Laws, Regulations, and Conventions
Related to the Environment
Lacey Act of 1900 (18 USC 43-44)
This act makes the violation of any state, federal or foreign wildlife law a federal offense and places stipulations on the importing and labelling of wildlife (e.g., birds and mammals) and their parts. It poses complex problems for museums in relation to the acquisition, deaccession and sale of wildlife materials in museum shops because it is hard to prove the legal history of such pieces. Enforcement of the Act requires proof of intentional violation, but ignorance of the relevant state, federal or foreign statutes is not excusable. The Black Bass Act of 1930 (16 USC 851) added fish to the list of wildlife under the Lacey Act.
Migratory Bird Treaty Act of 1918 (16 USC 703-711)
Enacted to protect birds flying between the United States and Canada, this Act was later expanded to include Mexico and Japan. It covers all wild, native birds not legally hunted by state law. Some non-native species may be covered by state law and, therefore fall under the domain of the Lacey Act. This Act makes it illegal to kill, capture, collect, possess, buy, sell, ship, import or export listed species including their parts, nests and eggs. Museums and non-commercial institutions can get permits for legal possession, collection and transportation of such objects but permits impose extensive record-keeping requirements. Only museums and other specified institutions can purchase any protected bird or part thereof, and the seller must possess a federal permit for a legal sale.
Bald Eagle Protection Act of 1940 (16 USC 668-668d)
Amended in 1962 to include golden eagles, this act prohibits taking, buying, selling, trading, possession, importation or exportation of eagles or their parts, nests, eggs or products made from them. It does, however, authorize permits for taking, possessing and transporting eagles and their parts for scientific, exhibition and Indian religious purposes. Possession and transportation of eagles held since before the act require no permits, but museums need permits for any materials acquired subsequently.
Marine Mammal Protection Act of 1972 (16 USC 1361-1407)
This act places a moratorium on the killing of marine mammals by United States citizens and restricts the possession, sale, purchase, importation or transportation of the animals and their products and parts. Permits are available for exhibiting marine mammals and their parts and for holding them in storage. However, native peoples can use such parts for the manufacture and sale of handcrafts as long as the sale is handled by a licensed dealer.
Museums do not need permits for pre-Act materials or to purchase legitimate handcrafts. However, they should consider obtaining permits for all other marine mammal materials.
Endangered Species Act of 1973, as amended (16 USC 1531-1543)
This act makes it illegal to harass, harm or kill listed species and to use, buy or sell the species or parts thereof in the course of an interstate commercial activity. Intra-state transactions are allowed if pre-Act ownership can be proven.
Although the Act does not apply to fossils and objects greater than 100 years old, age must be meticulously verified. Park museums must have a permit to purchase more recent objects that contain parts of endangered or threatened species.

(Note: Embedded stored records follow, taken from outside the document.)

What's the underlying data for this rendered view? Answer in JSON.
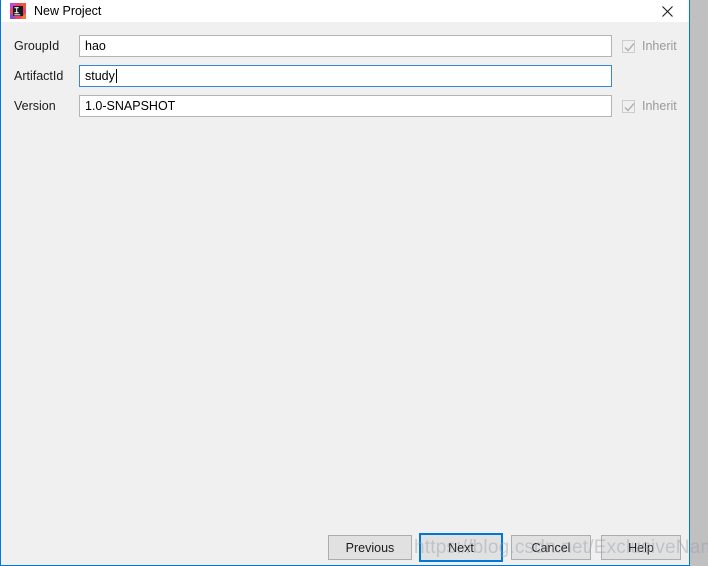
{
  "window": {
    "title": "New Project",
    "app_icon": "intellij-idea-icon",
    "close_icon": "close-icon",
    "accent_color": "#0078d7",
    "background_color": "#f0f0f0",
    "titlebar_color": "#ffffff"
  },
  "form": {
    "fields": [
      {
        "label": "GroupId",
        "value": "hao",
        "placeholder": "",
        "focused": false,
        "inherit": {
          "label": "Inherit",
          "checked": true,
          "disabled": true
        }
      },
      {
        "label": "ArtifactId",
        "value": "study",
        "placeholder": "",
        "focused": true,
        "inherit": null
      },
      {
        "label": "Version",
        "value": "1.0-SNAPSHOT",
        "placeholder": "",
        "focused": false,
        "inherit": {
          "label": "Inherit",
          "checked": true,
          "disabled": true
        }
      }
    ]
  },
  "footer": {
    "previous_label": "Previous",
    "next_label": "Next",
    "cancel_label": "Cancel",
    "help_label": "Help",
    "focused_button": "Next"
  },
  "watermark": {
    "text": "https://blog.csdn.net/ExclusiveName"
  }
}
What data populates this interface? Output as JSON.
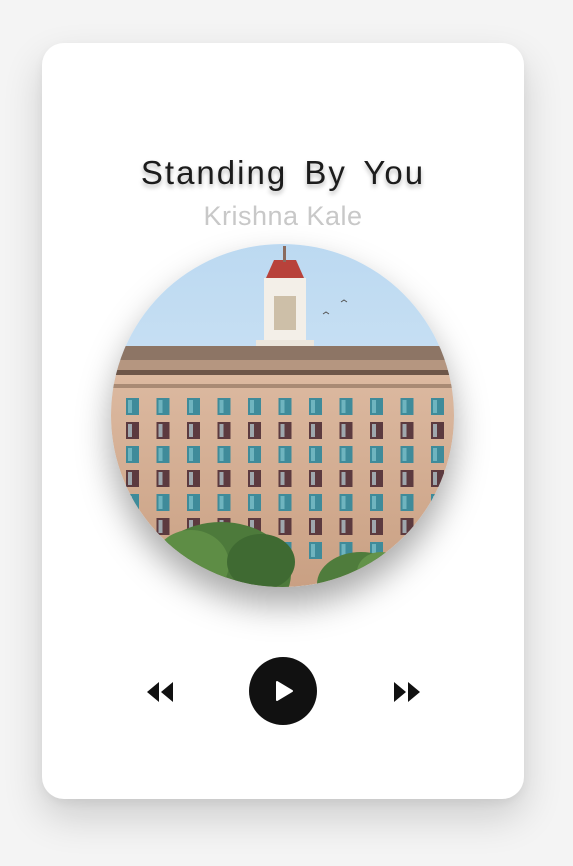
{
  "player": {
    "title": "Standing By You",
    "artist": "Krishna Kale",
    "cover_image": "building-clock-tower-album-art"
  },
  "controls": {
    "previous_icon": "rewind-icon",
    "play_icon": "play-icon",
    "next_icon": "fast-forward-icon"
  },
  "colors": {
    "background": "#f4f4f4",
    "card": "#ffffff",
    "title": "#1c1c1c",
    "artist": "#c8c8c8",
    "play_button": "#111111"
  }
}
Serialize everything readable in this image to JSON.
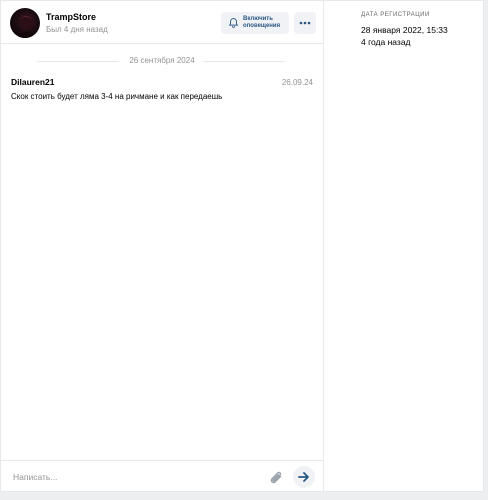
{
  "header": {
    "user_name": "TrampStore",
    "user_status": "Был 4 дня назад",
    "notify_label": "Включить оповещения",
    "icons": {
      "notify": "bell-icon",
      "more": "more-dots-icon",
      "avatar": "avatar-image"
    }
  },
  "messages": {
    "date_divider": "26 сентября 2024",
    "items": [
      {
        "author": "Dilauren21",
        "time": "26.09.24",
        "text": "Скок стоить будет ляма 3-4 на ричмане и как передаешь"
      }
    ]
  },
  "composer": {
    "placeholder": "Написать...",
    "icons": {
      "attach": "paperclip-icon",
      "send": "arrow-right-icon"
    }
  },
  "info": {
    "caption": "ДАТА РЕГИСТРАЦИИ",
    "date": "28 января 2022, 15:33",
    "ago": "4 года назад"
  },
  "colors": {
    "accent": "#2a5885",
    "muted": "#939393",
    "border": "#e7e8ec",
    "button_bg": "#f0f2f5"
  }
}
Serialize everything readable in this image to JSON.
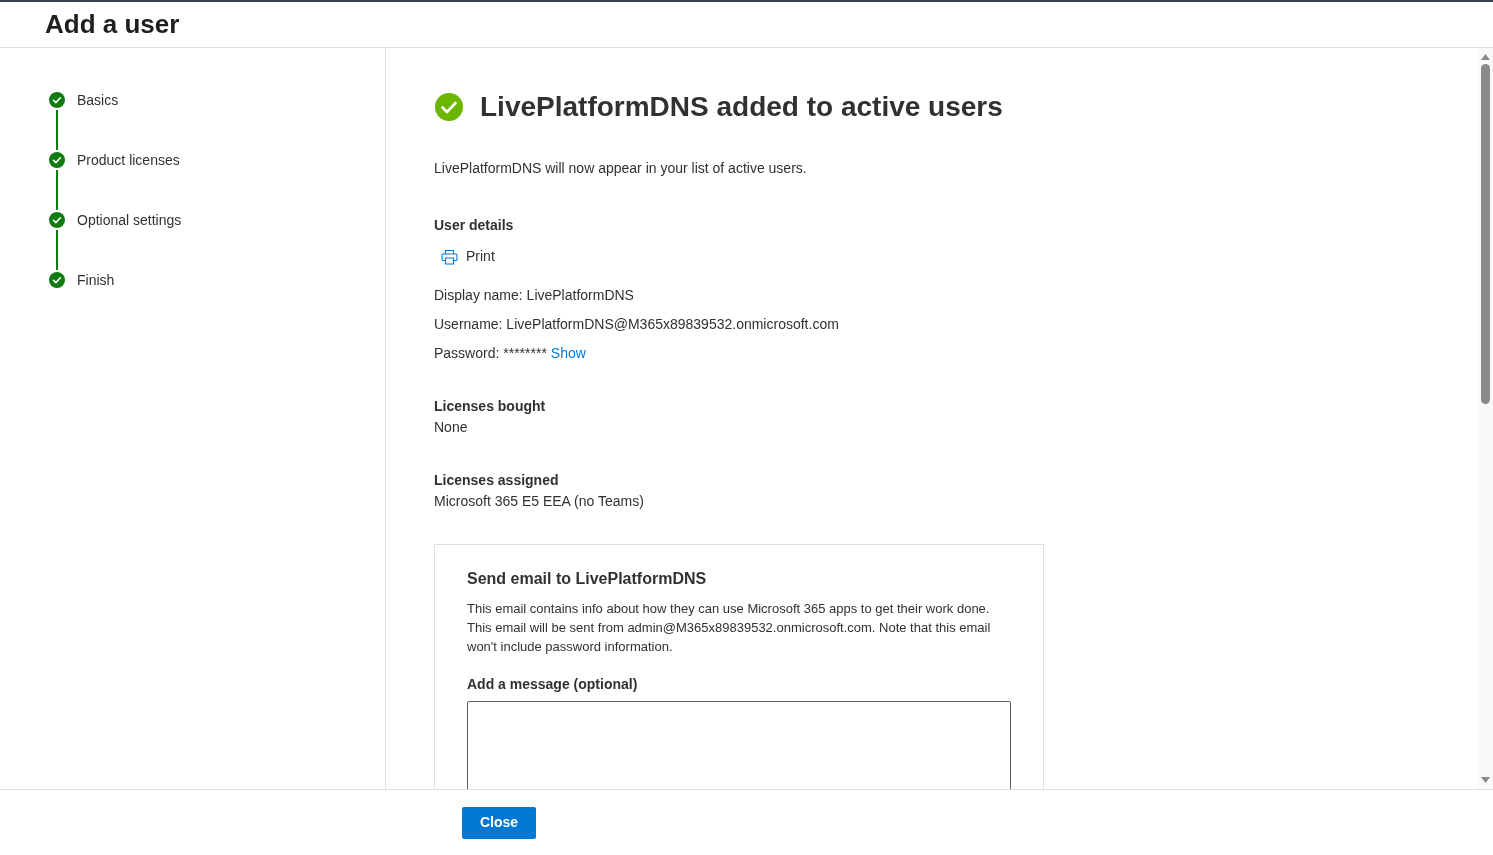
{
  "header": {
    "title": "Add a user"
  },
  "steps": [
    {
      "label": "Basics",
      "completed": true
    },
    {
      "label": "Product licenses",
      "completed": true
    },
    {
      "label": "Optional settings",
      "completed": true
    },
    {
      "label": "Finish",
      "completed": true
    }
  ],
  "main": {
    "heading": "LivePlatformDNS added to active users",
    "intro": "LivePlatformDNS will now appear in your list of active users.",
    "user_details": {
      "title": "User details",
      "print_label": "Print",
      "display_name": "Display name: LivePlatformDNS",
      "username": "Username: LivePlatformDNS@M365x89839532.onmicrosoft.com",
      "password": "Password: ********",
      "show_link": "Show"
    },
    "sections": [
      {
        "title": "Licenses bought",
        "value": "None"
      },
      {
        "title": "Licenses assigned",
        "value": "Microsoft 365 E5 EEA (no Teams)"
      }
    ],
    "email_card": {
      "title": "Send email to LivePlatformDNS",
      "body": "This email contains info about how they can use Microsoft 365 apps to get their work done. This email will be sent from admin@M365x89839532.onmicrosoft.com. Note that this email won't include password information.",
      "message_label": "Add a message (optional)"
    }
  },
  "footer": {
    "close_button": "Close"
  }
}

Gifts of endangered or threatened specimens to museums are allowed if there is proof of pre-Act ownership and if the objects have not been offered for sale since the date of this Act. Loans or gifts between educational institutions are allowed. In such instances permits are not required, even if the objects cross state lines.
"Research Specimens" (36 CFR 2.5)
[National Park Service Act of 1916] States conditions under which park superintendents may permit collection of plants, fish, wildlife, rocks, and minerals, including museum catalog requirements.
"Endangered and Threatened Wildlife and Plants" (50 CFR 17.11 and 17.12)
These annually revised sections provide lists of names of all the species of wildlife and plants determined to be endangered or threatened.
1983 Convention on International Trade in Endangered Species of Wild Fauna and Flora CITES
This worldwide effort to protect endangered species of plants and animals by regulating imports and exports was first ratified in 1977 and had been joined by 50 nations within three years. It allows for certificates of exemption for the import or export of items acquired before CITES, and for non-commercial exchange between institutions.
The convention deals with three appendices that protect materials of varying degrees of scarcity:
Note: There may be a lag between the passage of laws and updates listed on linked non-NPS sites. USC is the U.S. Code; while CFR is the Code of Federal Regulations.
- Appendix I Species are in danger of extinction and there is not commercial trade in them. Any international transport of these materials requires permits from both the exporting and importing nations.
- Appendix II Species require strict regulation to prevent the danger of extinction and/or look like Appendix I species. Permits for international transport are issued by the exporting nation, and are allowed for any purpose not detrimental to the species.
- Appendix III Species are protected only within their native countries. They require permits for export even if they are plentiful elsewhere.